The U.S. Food and Drug Administration (FDA) granted Fast Track designation for PD-0325901, an investigational, oral, small molecule inhibitor of MEK1 and MEK2, for the treatment of patients 2 years of age or older with neurofibromatosis type 1-associated inoperable plexiform neurofibromas that are progressing or causing significant morbidity.
Neurofibromatosis type 1-associated plexiform neurofibromas (NF1-PN) is a rare genetic disorder characterized by mutations in the MAPK pathway, leading to the growth of peripheral nerve sheath tumors that cause significant pain, disfigurement and morbidity. NF1-PNs are most often diagnosed in the first two decades of life and are characterized by aggressive tumor growth, which is typically more rapid during childhood.1-3 There are currently no therapies approved for the treatment of NF1-PN.
“The Fast Track designation recognizes that plexiform neurofibromas have a substantial impact on the lives of patients, and that our MEK inhibitor has the potential to address the significant needs faced by this patient community who currently do not have an FDA-approved treatment,” said Saqib Islam, Chief Executive Officer of SpringWorks Therapeutics. “We look forward to continuing to work closely with the FDA on our upcoming Phase 2b study, which will enroll pediatric and adult NF1 patients with plexiform neurofibromas.”
The FDA’s Fast Track program is designed to expedite the development and review of drugs with the potential to treat serious or life-threatening conditions, and with nonclinical or clinical data that demonstrate the potential to address unmet medical needs. Fast Track designation enables a company to have frequent communication with the FDA throughout the drug development and review process.4
In November 2018, the FDA granted Orphan Drug designation for PD-0325901 for the treatment of neurofibromatosis type 1. SpringWorks expects to initiate a Phase 2b single-arm, open-label study of PD-0325901 in pediatric and adult patients with NF1-PN in the third quarter of 2019.
About Neurofibromatosis Type 1
Neurofibromatosis type 1 (NF1) is a rare genetic disorder that is caused by mutations in the NF1 gene, and that affects both children and adults.

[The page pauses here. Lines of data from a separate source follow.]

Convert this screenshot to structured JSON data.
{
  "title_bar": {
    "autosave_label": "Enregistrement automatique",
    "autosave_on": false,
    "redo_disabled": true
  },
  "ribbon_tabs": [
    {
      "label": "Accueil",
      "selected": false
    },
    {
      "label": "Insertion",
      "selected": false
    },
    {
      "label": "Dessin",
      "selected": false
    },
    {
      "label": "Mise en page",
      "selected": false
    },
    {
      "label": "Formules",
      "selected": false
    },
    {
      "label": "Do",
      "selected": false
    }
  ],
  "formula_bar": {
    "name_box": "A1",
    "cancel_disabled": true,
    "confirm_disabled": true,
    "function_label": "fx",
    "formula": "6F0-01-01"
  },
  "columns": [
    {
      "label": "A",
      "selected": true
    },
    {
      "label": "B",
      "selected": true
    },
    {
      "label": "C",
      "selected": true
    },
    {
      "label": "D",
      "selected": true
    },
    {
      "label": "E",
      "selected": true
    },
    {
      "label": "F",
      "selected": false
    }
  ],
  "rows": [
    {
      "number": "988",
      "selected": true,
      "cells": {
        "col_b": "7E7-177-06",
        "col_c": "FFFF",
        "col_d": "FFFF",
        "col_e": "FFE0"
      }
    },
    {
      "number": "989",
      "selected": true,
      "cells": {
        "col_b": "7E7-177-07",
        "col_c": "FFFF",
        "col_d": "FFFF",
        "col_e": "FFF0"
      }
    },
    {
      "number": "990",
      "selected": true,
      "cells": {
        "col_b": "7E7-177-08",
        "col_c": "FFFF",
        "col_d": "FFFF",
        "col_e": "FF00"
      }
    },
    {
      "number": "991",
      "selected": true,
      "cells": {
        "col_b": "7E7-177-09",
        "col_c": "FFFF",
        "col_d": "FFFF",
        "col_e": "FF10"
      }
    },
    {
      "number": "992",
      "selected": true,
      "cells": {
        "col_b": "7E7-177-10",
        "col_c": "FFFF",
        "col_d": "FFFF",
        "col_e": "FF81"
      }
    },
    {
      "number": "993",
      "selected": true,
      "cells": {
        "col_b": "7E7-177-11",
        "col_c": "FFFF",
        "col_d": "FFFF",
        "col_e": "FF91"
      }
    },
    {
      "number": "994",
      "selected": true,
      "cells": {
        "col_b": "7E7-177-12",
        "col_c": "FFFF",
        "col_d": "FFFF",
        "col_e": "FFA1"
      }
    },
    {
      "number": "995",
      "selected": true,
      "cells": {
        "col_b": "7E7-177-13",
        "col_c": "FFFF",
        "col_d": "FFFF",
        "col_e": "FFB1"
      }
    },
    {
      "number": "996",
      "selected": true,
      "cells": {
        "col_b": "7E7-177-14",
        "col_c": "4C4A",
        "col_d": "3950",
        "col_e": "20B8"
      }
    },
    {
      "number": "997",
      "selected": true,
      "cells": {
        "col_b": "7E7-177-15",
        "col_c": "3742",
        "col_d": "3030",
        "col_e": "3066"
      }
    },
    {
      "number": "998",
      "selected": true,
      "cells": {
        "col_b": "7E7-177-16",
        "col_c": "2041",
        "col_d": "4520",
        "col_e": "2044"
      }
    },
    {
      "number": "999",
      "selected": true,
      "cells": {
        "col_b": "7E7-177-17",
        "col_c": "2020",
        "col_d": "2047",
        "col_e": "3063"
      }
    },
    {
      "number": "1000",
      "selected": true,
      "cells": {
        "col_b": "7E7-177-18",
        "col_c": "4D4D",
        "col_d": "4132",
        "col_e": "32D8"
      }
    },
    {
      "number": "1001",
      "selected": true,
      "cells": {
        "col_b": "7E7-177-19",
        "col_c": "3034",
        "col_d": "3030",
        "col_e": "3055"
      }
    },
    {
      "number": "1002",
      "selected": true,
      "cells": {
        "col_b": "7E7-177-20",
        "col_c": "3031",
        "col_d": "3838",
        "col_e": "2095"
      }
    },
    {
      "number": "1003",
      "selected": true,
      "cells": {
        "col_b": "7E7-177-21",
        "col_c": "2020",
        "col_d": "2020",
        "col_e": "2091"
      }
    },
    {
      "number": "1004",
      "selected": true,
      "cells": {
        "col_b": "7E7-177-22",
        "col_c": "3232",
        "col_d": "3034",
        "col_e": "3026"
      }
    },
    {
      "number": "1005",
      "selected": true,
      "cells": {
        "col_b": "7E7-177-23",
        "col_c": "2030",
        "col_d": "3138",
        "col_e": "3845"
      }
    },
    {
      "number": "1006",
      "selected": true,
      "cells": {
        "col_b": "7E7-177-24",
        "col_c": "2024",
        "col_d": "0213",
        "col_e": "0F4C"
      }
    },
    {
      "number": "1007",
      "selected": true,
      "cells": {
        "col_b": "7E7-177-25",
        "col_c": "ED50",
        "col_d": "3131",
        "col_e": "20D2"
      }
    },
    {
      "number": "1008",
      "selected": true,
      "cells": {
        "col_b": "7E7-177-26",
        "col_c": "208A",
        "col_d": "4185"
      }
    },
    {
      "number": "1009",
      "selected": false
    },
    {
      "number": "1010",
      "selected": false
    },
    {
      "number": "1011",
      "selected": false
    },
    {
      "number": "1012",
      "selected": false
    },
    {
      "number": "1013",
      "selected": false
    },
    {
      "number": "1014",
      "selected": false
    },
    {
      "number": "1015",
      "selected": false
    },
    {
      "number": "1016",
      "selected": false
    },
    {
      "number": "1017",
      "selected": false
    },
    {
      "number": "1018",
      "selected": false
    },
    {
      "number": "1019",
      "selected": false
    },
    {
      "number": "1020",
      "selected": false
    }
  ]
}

Throughout their lifetime, about 30 to 50 percent of NF1 patients progress to a more severe form of the disease that results in the development of plexiform neurofibromas (PN), which are progressive peripheral nerve sheath tumors that cause severe pain, disfigurement, debilitating loss of range of motion, and can significantly shorten lifespan.1-3The clinical course of NF1-PN is heterogeneous with varying manifestations and severity across patients.
It is estimated that NF1 affects 1 in 3,000 individuals worldwide, and that there are approximately 100,000 patients in the United States living with this disease.5 Most patients with NF1-PN are treated with surgical removal of the tumors, sometimes requiring amputation; however, surgery has variable success rates and a high rate of recurrence has been observed because of the aggressive nature of these tumors.6 There are no therapies currently approved for the treatment of NF1-PN.
The SpringWorks Therapeutics press release can be found here.